As is the case with most people, my first introduction to Clarke was being shown the film ‘2001 A Space Odyssey’ when I was young…and not understanding it one bit. However, I think it’s true to say that those experiences often stick in your head the most and breed a certain curiosity in you. So, after breaking into the Isaac Asimov universe with ‘Foundation’, I now took on Arthur C. Clark. I spent the first half of the reading of Rama thinking that it was the book on which ‘2001’ was based. Where I got that information, I have no idea but thanks to Rob Agar and his in-depth film analyses, I found out that it was in fact a book called ‘The Sentinel’ which inspired ‘2001’.
See his brilliant analysis of the Monolith in 2001 here:
The book, which is split into many small chapters, each dealing with a certain subject or event, takes us through technicalities, future interplanetary political strife (Mars, the Moon and even Mercury has been colonised and have separate governments) and so much visual science fiction wonderment. Clarke’s power as a writer is not in creating poetry like Herman Melville, or perplexing characters like Asimov (that sort of sounds like I’m name dropping but whatever), his strength is the pure invention: you believe that everything he writes is possible, and in some cases, even likely! It’s no surprise that he is called a sci fi prophet, he would probably still be considered so even if he had never written about satellites in orbit as early as the 1940’s:
“He described this concept in a paper titled "Extra-Terrestrial Relays — Can Rocket Stations Give Worldwide Radio Coverage?", published in 'Wireless World' in October 1945.” (Wikipedia)
Anyway, this blogger has got himself a second hand copy of the sequel, ‘Rama II’ and after a successful completion of Kurt Vonnegut’s ‘Mother Night’, (thanks Steve) I’m getting well into that!

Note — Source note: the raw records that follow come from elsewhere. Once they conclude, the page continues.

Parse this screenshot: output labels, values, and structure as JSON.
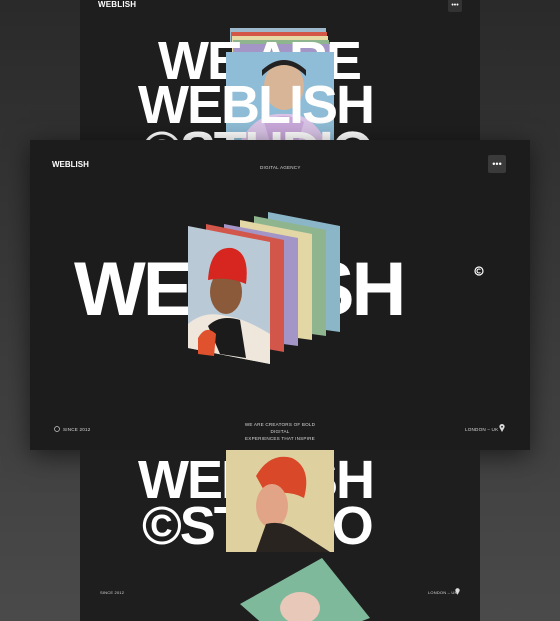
{
  "top": {
    "logo": "WEBLISH",
    "menu_icon": "ellipsis-icon",
    "line1": "WE ARE",
    "line2": "WEBLISH",
    "line3": "©STUDIO"
  },
  "main": {
    "logo": "WEBLISH",
    "nav_label": "DIGITAL AGENCY",
    "menu_icon": "ellipsis-icon",
    "hero_word": "WEBLISH",
    "copyright_icon": "copyright-icon",
    "since": "SINCE 2012",
    "tagline_line1": "WE ARE CREATORS OF BOLD DIGITAL",
    "tagline_line2": "EXPERIENCES THAT INSPIRE",
    "location": "LONDON – UK",
    "location_icon": "location-pin-icon",
    "card_colors": [
      "#8bb6c8",
      "#8fb58e",
      "#e2d7a5",
      "#a395c5",
      "#d2564a"
    ]
  },
  "bottom": {
    "line1": "WEBLISH",
    "line2": "©STUDIO",
    "since": "SINCE 2012",
    "location": "LONDON – UK"
  }
}
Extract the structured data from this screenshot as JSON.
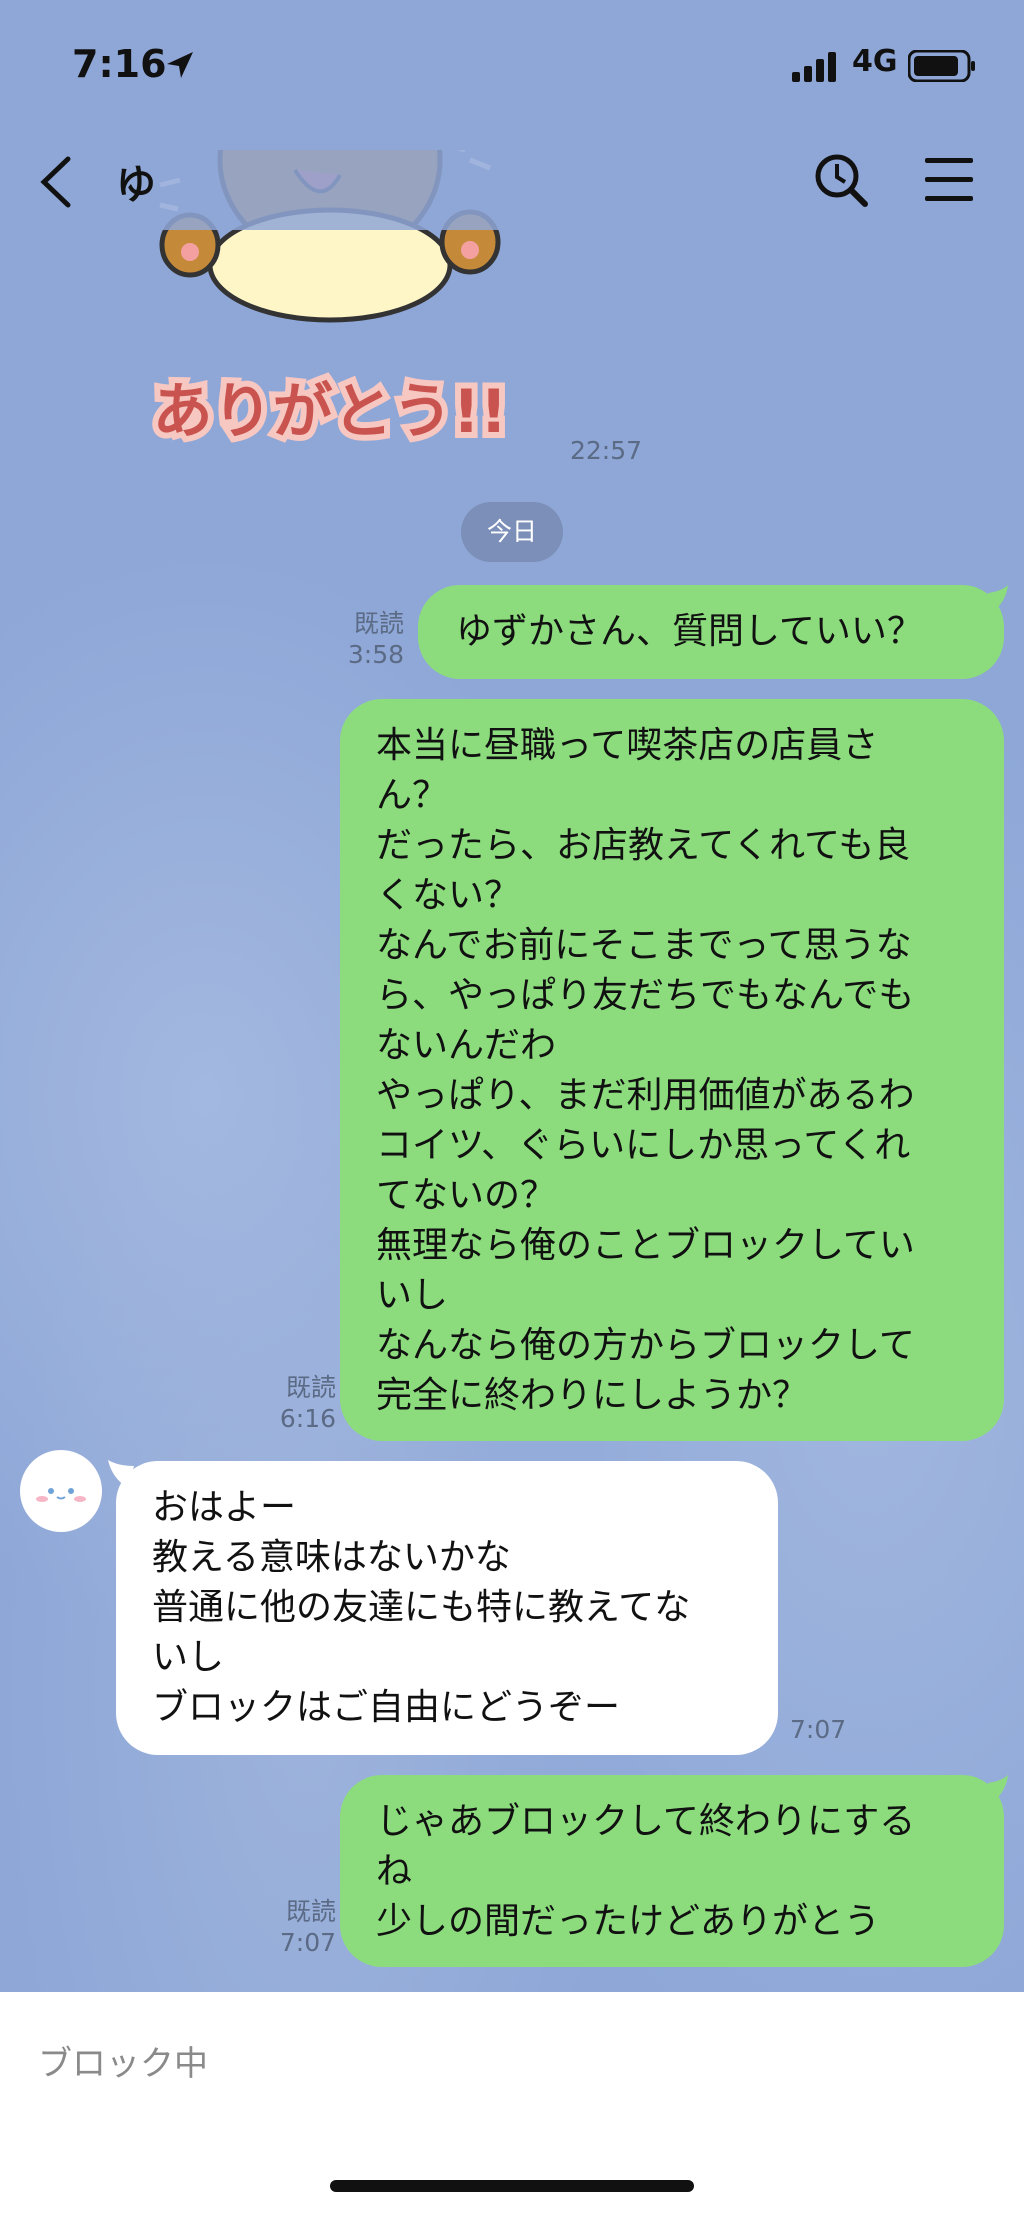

‘Rendezvous With Rama’ by Arthur C. Clarke.
By Edward Gerard Brophy for Born Again Nihilist 2011.